Spoilers for Masters of the Air episode 4 follow.
Last week, Masters of the Air revolved around a heart-stopping, bloody battle in the skies that split the squadron and saw some familiar faces tragically killed. Episode 4, however, takes the action from the air to the ground, reminding us that what's going on beneath the clouds can be just as dangerous as the dogfights above. It makes for a moving, mournful episode about different kinds of heroism.
This instalment picks up in Algeria in the aftermath of episode 3's daring mission, but we don't get to spend any time in this fabled paradise the men were promised. Back in East Anglia, we're reminded of the cost of the war not through a dramatic aerial battle, but through a raucous celebration for a crew returning from their 25th mission. Clearing that hurdle means you can go home – and, as we learn only 12 out of the original 35 crews remain, the party becomes an eerie reminder of just how fatal these skyward trips truly are.
Love and death
It's during this celebration that we meet some fresh faces, including Lt. Nash (Laurie Davidson), a new pilot. He strikes up a sweet, burgeoning romance with Red Cross member Helen, complete with slow dancing and a fleeting pre-mission meeting over coffee. Naturally, it can't last. This episode is about heroism, yes, but it's also about love and loss. At the end of the episode, the returning Lt. Rosenthal takes a brief moment to tell Helen that Nash was lost in battle. We get just a glimpse of her stunned, devastated reaction before we move on – because, in the war, there's simply no time.
Egan's storyline picks up on the same themes. He gets a coveted weekend leave pass and travels to London, but there's no respite to be found in the city. Just as the party on the base strikes an uneasy balance between joy and death, Egan's experiences are similarly queasy – he dances with a stranger as the distorted sound of the air raid siren blares in the background.
This stranger tells Egan that her husband was lost in the war – quite literally, as she has no idea if he's a prisoner or if he was killed when his plane went down. It's for this reason that the stranger wants only a night with Egan; there's a real wistfulness to the moment she hesitates at the door and Egan looks up, hopeful, before she leaves and that door closes for good.
It's another reminder that the war wounds everyone, driven home when Egan walks a street that bears the scars of the Blitz. In a truly gut-wrenching moment, he passes a wrecked home and a woman screaming in grief for her daughter, killed in the night's bombing raids. The war is everywhere.
In keeping with that idea, the episode also follows Sgt. William Quinn's attempts to make his way back to England after he was stranded in occupied Belgium. The seriousness of his predicament is swiftly established by an intense grilling from the man who will help him escape.

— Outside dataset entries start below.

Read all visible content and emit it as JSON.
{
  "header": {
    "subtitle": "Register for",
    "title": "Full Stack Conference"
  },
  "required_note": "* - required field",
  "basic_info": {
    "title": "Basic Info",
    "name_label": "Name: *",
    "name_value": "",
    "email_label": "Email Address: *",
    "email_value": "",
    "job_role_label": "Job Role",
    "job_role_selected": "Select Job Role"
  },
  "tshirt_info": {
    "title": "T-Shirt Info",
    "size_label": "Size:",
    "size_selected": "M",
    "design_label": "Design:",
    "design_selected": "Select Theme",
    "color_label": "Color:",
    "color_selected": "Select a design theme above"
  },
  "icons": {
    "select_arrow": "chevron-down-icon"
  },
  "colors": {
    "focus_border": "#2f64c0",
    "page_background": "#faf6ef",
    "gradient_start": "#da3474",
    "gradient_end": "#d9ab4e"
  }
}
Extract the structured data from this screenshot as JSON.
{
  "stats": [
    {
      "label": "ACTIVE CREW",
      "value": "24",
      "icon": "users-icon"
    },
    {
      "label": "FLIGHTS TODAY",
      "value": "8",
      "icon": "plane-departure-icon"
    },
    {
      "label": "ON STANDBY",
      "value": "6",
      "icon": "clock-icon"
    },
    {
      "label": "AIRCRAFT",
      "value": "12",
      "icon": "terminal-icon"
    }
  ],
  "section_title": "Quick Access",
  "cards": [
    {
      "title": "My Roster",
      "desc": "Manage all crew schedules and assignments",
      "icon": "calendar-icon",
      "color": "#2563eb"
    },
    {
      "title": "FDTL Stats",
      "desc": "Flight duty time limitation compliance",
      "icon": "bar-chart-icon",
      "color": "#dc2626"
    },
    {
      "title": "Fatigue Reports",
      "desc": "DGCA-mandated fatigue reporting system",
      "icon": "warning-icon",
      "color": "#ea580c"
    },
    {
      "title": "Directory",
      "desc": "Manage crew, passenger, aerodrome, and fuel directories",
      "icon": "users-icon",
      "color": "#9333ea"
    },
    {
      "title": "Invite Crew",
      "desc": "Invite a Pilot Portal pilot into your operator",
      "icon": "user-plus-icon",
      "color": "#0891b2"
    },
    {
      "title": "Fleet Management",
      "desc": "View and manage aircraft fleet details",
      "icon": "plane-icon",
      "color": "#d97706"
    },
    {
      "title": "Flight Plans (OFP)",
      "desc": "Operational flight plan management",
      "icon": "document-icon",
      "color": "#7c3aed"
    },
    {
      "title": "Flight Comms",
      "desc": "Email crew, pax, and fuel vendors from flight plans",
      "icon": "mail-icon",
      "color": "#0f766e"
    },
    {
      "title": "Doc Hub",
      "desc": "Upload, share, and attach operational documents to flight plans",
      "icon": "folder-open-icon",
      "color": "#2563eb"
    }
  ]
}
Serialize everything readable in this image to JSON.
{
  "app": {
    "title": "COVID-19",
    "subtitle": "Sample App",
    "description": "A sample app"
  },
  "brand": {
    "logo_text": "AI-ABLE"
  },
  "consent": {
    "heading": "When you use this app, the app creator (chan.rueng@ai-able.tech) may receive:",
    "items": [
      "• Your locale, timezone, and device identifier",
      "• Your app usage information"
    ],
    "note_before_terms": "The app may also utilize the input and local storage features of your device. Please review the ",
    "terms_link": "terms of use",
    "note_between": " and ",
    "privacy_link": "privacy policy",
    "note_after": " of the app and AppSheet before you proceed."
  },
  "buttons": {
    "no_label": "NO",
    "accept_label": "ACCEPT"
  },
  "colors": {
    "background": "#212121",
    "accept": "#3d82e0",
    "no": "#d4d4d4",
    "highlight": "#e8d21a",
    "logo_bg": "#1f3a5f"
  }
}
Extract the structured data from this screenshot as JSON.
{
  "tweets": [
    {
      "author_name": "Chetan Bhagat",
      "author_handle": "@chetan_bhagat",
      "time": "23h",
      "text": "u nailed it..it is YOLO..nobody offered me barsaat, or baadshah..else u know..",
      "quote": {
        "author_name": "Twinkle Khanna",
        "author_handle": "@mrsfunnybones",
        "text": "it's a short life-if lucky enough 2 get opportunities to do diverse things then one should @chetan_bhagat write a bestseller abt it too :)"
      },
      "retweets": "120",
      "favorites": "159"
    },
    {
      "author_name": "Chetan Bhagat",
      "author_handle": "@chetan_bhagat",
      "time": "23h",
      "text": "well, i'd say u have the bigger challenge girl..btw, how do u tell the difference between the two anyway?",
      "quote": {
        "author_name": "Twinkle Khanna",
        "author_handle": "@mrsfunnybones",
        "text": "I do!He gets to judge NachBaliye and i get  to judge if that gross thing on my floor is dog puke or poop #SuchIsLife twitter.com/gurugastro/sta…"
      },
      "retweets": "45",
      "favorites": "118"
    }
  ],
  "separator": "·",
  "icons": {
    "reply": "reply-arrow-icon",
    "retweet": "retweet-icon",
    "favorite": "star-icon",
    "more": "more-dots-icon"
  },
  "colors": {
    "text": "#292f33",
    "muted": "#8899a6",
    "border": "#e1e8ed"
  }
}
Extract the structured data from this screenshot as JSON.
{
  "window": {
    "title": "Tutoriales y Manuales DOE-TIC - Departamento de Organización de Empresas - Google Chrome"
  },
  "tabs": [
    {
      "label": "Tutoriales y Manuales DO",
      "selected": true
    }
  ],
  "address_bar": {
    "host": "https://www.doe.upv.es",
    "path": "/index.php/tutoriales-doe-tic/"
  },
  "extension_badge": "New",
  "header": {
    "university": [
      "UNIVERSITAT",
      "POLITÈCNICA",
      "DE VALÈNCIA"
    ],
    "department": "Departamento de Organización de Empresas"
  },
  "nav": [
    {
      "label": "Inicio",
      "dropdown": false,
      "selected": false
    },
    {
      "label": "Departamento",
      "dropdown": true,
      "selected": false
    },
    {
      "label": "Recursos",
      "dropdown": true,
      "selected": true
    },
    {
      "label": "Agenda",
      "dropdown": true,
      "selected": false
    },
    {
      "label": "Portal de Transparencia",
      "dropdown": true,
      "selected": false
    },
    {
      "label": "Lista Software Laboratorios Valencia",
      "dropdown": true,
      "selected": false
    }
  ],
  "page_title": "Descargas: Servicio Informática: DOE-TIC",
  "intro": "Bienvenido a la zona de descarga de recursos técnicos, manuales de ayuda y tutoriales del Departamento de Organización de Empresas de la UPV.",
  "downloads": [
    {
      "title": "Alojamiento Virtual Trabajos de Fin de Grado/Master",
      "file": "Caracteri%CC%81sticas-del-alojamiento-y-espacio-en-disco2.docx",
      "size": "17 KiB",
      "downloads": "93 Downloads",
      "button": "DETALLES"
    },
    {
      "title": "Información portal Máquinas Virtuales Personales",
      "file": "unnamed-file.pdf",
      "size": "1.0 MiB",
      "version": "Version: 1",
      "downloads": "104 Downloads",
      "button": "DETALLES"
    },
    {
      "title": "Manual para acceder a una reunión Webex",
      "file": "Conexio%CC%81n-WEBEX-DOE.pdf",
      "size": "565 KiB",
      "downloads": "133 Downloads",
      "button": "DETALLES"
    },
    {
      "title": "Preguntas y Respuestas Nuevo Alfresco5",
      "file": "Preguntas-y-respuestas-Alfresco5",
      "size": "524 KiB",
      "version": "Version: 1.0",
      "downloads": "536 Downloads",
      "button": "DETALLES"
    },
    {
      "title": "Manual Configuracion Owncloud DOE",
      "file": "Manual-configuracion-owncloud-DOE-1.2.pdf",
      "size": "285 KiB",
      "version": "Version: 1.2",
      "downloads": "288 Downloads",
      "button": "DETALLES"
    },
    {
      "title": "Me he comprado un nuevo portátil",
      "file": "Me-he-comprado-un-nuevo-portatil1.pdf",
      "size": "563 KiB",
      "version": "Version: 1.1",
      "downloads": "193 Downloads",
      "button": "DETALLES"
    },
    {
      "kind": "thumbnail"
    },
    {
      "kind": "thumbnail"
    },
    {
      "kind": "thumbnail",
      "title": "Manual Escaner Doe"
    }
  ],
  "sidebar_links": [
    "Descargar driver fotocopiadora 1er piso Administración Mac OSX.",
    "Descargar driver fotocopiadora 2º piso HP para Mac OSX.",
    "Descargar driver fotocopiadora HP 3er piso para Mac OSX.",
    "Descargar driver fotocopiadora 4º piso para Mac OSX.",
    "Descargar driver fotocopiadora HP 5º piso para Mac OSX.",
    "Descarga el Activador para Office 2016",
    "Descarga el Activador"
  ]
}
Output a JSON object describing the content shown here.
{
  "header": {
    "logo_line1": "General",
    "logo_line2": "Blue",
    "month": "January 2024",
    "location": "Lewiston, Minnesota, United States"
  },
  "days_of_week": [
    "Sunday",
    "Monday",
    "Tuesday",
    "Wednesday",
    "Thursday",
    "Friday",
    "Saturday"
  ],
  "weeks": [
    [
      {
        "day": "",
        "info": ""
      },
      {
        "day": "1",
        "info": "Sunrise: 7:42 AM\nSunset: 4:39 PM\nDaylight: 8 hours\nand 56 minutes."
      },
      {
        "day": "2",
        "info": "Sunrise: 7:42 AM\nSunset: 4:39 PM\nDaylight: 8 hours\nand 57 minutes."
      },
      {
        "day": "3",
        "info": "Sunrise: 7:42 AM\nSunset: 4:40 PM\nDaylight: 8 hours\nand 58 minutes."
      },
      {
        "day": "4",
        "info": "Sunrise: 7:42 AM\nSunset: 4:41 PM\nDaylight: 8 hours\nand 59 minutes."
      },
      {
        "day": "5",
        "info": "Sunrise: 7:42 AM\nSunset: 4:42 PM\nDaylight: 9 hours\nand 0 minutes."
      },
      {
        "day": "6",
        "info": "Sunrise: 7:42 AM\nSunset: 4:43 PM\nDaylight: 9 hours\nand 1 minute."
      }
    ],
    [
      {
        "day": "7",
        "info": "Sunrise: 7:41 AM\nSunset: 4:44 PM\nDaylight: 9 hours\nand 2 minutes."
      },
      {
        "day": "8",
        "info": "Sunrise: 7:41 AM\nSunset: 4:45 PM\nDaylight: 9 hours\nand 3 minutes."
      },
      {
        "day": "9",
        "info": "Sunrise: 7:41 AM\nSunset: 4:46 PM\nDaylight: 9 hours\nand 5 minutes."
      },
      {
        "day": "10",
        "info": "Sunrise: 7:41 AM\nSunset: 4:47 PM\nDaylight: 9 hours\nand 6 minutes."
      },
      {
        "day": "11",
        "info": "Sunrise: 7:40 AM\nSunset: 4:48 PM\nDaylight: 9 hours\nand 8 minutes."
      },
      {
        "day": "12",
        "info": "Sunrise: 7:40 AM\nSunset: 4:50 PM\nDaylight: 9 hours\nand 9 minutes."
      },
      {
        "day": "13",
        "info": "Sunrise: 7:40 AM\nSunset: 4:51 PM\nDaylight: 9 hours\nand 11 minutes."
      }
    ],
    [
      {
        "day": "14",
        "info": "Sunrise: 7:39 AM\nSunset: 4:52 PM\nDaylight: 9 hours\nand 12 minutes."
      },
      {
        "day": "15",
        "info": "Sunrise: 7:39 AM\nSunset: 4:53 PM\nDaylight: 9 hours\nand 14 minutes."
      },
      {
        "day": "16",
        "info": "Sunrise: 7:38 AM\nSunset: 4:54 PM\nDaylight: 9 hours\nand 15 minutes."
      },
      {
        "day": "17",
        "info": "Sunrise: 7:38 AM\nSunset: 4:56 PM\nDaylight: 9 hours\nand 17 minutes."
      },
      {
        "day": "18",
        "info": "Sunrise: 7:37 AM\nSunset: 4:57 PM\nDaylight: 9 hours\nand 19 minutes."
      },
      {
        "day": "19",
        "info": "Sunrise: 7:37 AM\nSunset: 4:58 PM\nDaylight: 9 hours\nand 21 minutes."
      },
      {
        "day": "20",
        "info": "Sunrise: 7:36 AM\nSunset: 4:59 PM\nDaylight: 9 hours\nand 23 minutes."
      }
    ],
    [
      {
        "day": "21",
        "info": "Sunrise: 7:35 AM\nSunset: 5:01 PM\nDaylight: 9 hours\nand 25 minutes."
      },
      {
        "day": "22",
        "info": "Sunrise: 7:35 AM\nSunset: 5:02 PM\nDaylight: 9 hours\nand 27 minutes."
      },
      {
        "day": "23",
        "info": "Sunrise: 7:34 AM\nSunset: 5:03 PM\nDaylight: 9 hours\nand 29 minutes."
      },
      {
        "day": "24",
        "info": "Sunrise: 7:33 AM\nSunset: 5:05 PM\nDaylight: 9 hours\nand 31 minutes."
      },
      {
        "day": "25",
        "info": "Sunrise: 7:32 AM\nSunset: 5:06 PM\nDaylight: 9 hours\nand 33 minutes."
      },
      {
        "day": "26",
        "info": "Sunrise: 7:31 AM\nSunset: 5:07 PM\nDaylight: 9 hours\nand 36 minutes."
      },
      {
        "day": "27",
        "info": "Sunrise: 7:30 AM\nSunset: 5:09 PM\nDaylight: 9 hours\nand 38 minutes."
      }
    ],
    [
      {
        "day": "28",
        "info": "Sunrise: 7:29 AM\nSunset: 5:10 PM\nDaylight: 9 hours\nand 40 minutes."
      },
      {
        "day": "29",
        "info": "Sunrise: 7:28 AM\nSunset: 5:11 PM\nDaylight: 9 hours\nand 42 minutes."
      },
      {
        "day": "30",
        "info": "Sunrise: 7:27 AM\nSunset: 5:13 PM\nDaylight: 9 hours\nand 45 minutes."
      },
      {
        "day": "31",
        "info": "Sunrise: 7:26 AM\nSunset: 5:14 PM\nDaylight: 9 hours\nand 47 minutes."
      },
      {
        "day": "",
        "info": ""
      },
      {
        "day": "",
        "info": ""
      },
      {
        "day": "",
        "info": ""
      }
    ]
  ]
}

The stakes clearly couldn't be higher for this underground network; it turns out Bob, an apparently downed airman, is an undercover Nazi. He's quickly, brutally shot dead in the forest, and we learn that the Nazis have been trying to infiltrate the network for some time. This is a group of ordinary people risking everything in impossible circumstances; it's painfully tense later, too, when Quinn tries to make a run for it upon arriving in Paris. Luckily, another member of the network is there to defuse the situation, but the sight of uniformed Nazi officers is a chilling reminder of the sheer risk of the whole operation.
Quinn, too, makes a tentative connection akin to Nash and Helen – and just like their brief time together, it can't last. Louise, one of the people sheltering Quinn, bids him goodbye with a kiss on the cheek and a letter. The letter, though, is quickly confiscated and burned, and Quinn is given an intense reality check: what did he think would happen to Louise and her family if their actions were ever discovered?
The emotional climax of the episode comes when Cleven and Crosby are apparently killed in action. Of course, since Cros is our narrator, we have an inkling that he might survive – meaning the duo are either stranded or prisoners of war. It's the unknown that hurts the most, as is drilled into us throughout the episode: Egan still doesn't know his friend Biddick was killed crash-landing, and the men must count planes and parachutes to see if their comrades have escaped with their lives.
The real cliffhanger here is in Egan's reaction; he and Cleven share a deep bond, another example of love shattered by war. Egan is determined to fly the next mission, which is bound to lead to recklessness. No doubt he's also feeling some intense survivor's guilt, too, considering how consistently keen he is to be in the air alongside his men. The fallout remains to be seen until next week, but Callum Turner once again steals this episode with his portrayal of Egan: there's always an edge lurking beneath the Major's easy smiles, and in the phone booth, that pain broils to the surface.
"Courage took many forms during the war," Cros tells us at the start of the episode, an idea displayed over and over again throughout this installment, which deftly throws tender sentiment up against the cruel reality of conflict.
Masters of the Air continues weekly on Apple TV Plus. You can fill out your watchlist with our guide to the best Apple TV Plus shows.